### Problem to work on
Please restate the data exactly, from the first line to the last.

### Data section
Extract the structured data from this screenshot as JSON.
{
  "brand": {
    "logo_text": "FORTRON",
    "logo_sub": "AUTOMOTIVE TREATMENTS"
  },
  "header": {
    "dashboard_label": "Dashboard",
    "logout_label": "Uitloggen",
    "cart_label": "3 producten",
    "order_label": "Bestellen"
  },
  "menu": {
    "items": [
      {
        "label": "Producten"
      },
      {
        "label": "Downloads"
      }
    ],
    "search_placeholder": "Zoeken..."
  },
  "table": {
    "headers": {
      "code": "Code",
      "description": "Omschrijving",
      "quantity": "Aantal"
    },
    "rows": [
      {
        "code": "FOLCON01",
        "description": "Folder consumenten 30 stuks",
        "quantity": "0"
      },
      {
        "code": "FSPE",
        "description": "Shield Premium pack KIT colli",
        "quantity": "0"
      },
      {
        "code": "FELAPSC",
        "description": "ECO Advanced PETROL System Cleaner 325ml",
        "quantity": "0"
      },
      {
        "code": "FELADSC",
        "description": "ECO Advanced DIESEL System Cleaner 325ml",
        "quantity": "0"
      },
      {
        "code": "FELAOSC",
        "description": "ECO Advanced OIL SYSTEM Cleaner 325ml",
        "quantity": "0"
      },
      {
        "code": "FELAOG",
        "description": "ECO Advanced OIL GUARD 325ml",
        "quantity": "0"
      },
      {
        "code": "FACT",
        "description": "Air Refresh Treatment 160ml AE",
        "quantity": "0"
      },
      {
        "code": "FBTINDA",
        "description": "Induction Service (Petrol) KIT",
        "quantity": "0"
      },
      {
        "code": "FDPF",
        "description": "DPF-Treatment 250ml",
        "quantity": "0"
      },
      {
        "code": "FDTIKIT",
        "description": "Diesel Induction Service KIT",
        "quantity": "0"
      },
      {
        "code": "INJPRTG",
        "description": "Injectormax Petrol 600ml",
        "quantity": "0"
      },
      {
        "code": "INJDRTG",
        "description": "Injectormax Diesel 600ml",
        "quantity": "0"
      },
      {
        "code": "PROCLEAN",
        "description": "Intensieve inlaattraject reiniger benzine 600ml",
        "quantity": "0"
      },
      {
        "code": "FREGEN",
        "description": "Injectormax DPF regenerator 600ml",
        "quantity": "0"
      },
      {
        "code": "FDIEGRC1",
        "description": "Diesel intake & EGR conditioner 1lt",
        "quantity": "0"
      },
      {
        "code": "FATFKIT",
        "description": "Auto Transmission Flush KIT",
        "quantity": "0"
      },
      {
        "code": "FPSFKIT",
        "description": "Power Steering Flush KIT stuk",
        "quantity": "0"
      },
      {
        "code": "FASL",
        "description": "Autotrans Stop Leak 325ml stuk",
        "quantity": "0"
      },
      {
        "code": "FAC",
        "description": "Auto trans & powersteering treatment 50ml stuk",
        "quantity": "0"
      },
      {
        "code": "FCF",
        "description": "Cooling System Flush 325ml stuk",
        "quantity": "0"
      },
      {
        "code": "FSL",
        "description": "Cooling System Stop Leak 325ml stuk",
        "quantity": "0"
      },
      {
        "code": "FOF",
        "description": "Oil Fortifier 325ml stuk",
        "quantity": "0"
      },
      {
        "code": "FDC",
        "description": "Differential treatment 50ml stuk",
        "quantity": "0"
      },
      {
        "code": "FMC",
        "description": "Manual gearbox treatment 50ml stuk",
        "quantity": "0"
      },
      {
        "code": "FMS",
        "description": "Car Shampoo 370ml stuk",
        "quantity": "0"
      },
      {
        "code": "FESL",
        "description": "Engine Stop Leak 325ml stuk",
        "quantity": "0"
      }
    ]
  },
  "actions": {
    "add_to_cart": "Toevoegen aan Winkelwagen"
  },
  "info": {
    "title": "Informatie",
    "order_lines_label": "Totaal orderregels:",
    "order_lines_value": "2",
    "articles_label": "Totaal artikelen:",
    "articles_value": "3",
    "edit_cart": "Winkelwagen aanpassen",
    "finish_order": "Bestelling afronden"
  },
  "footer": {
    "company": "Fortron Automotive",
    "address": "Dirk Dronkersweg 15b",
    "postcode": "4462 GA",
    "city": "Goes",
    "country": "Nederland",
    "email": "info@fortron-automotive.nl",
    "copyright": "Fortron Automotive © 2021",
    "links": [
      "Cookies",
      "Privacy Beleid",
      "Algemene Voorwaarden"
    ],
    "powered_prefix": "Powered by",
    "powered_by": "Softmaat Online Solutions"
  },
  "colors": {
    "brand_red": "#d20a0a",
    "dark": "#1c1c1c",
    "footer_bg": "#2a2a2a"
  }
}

### Output of the task
Extract the structured data from this screenshot as JSON.
{
  "brand": {
    "logo_text": "FORTRON",
    "logo_sub": "AUTOMOTIVE TREATMENTS"
  },
  "header": {
    "dashboard_label": "Dashboard",
    "logout_label": "Uitloggen",
    "cart_label": "3 producten",
    "order_label": "Bestellen"
  },
  "menu": {
    "items": [
      {
        "label": "Producten"
      },
      {
        "label": "Downloads"
      }
    ],
    "search_placeholder": "Zoeken..."
  },
  "table": {
    "headers": {
      "code": "Code",
      "description": "Omschrijving",
      "quantity": "Aantal"
    },
    "rows": [
      {
        "code": "FOLCON01",
        "description": "Folder consumenten 30 stuks",
        "quantity": "0"
      },
      {
        "code": "FSPE",
        "description": "Shield Premium pack KIT colli",
        "quantity": "0"
      },
      {
        "code": "FELAPSC",
        "description": "ECO Advanced PETROL System Cleaner 325ml",
        "quantity": "0"
      },
      {
        "code": "FELADSC",
        "description": "ECO Advanced DIESEL System Cleaner 325ml",
        "quantity": "0"
      },
      {
        "code": "FELAOSC",
        "description": "ECO Advanced OIL SYSTEM Cleaner 325ml",
        "quantity": "0"
      },
      {
        "code": "FELAOG",
        "description": "ECO Advanced OIL GUARD 325ml",
        "quantity": "0"
      },
      {
        "code": "FACT",
        "description": "Air Refresh Treatment 160ml AE",
        "quantity": "0"
      },
      {
        "code": "FBTINDA",
        "description": "Induction Service (Petrol) KIT",
        "quantity": "0"
      },
      {
        "code": "FDPF",
        "description": "DPF-Treatment 250ml",
        "quantity": "0"
      },
      {
        "code": "FDTIKIT",
        "description": "Diesel Induction Service KIT",
        "quantity": "0"
      },
      {
        "code": "INJPRTG",
        "description": "Injectormax Petrol 600ml",
        "quantity": "0"
      },
      {
        "code": "INJDRTG",
        "description": "Injectormax Diesel 600ml",
        "quantity": "0"
      },
      {
        "code": "PROCLEAN",
        "description": "Intensieve inlaattraject reiniger benzine 600ml",
        "quantity": "0"
      },
      {
        "code": "FREGEN",
        "description": "Injectormax DPF regenerator 600ml",
        "quantity": "0"
      },
      {
        "code": "FDIEGRC1",
        "description": "Diesel intake & EGR conditioner 1lt",
        "quantity": "0"
      },
      {
        "code": "FATFKIT",
        "description": "Auto Transmission Flush KIT",
        "quantity": "0"
      },
      {
        "code": "FPSFKIT",
        "description": "Power Steering Flush KIT stuk",
        "quantity": "0"
      },
      {
        "code": "FASL",
        "description": "Autotrans Stop Leak 325ml stuk",
        "quantity": "0"
      },
      {
        "code": "FAC",
        "description": "Auto trans & powersteering treatment 50ml stuk",
        "quantity": "0"
      },
      {
        "code": "FCF",
        "description": "Cooling System Flush 325ml stuk",
        "quantity": "0"
      },
      {
        "code": "FSL",
        "description": "Cooling System Stop Leak 325ml stuk",
        "quantity": "0"
      },
      {
        "code": "FOF",
        "description": "Oil Fortifier 325ml stuk",
        "quantity": "0"
      },
      {
        "code": "FDC",
        "description": "Differential treatment 50ml stuk",
        "quantity": "0"
      },
      {
        "code": "FMC",
        "description": "Manual gearbox treatment 50ml stuk",
        "quantity": "0"
      },
      {
        "code": "FMS",
        "description": "Car Shampoo 370ml stuk",
        "quantity": "0"
      },
      {
        "code": "FESL",
        "description": "Engine Stop Leak 325ml stuk",
        "quantity": "0"
      }
    ]
  },
  "actions": {
    "add_to_cart": "Toevoegen aan Winkelwagen"
  },
  "info": {
    "title": "Informatie",
    "order_lines_label": "Totaal orderregels:",
    "order_lines_value": "2",
    "articles_label": "Totaal artikelen:",
    "articles_value": "3",
    "edit_cart": "Winkelwagen aanpassen",
    "finish_order": "Bestelling afronden"
  },
  "footer": {
    "company": "Fortron Automotive",
    "address": "Dirk Dronkersweg 15b",
    "postcode": "4462 GA",
    "city": "Goes",
    "country": "Nederland",
    "email": "info@fortron-automotive.nl",
    "copyright": "Fortron Automotive © 2021",
    "links": [
      "Cookies",
      "Privacy Beleid",
      "Algemene Voorwaarden"
    ],
    "powered_prefix": "Powered by",
    "powered_by": "Softmaat Online Solutions"
  },
  "colors": {
    "brand_red": "#d20a0a",
    "dark": "#1c1c1c",
    "footer_bg": "#2a2a2a"
  }
}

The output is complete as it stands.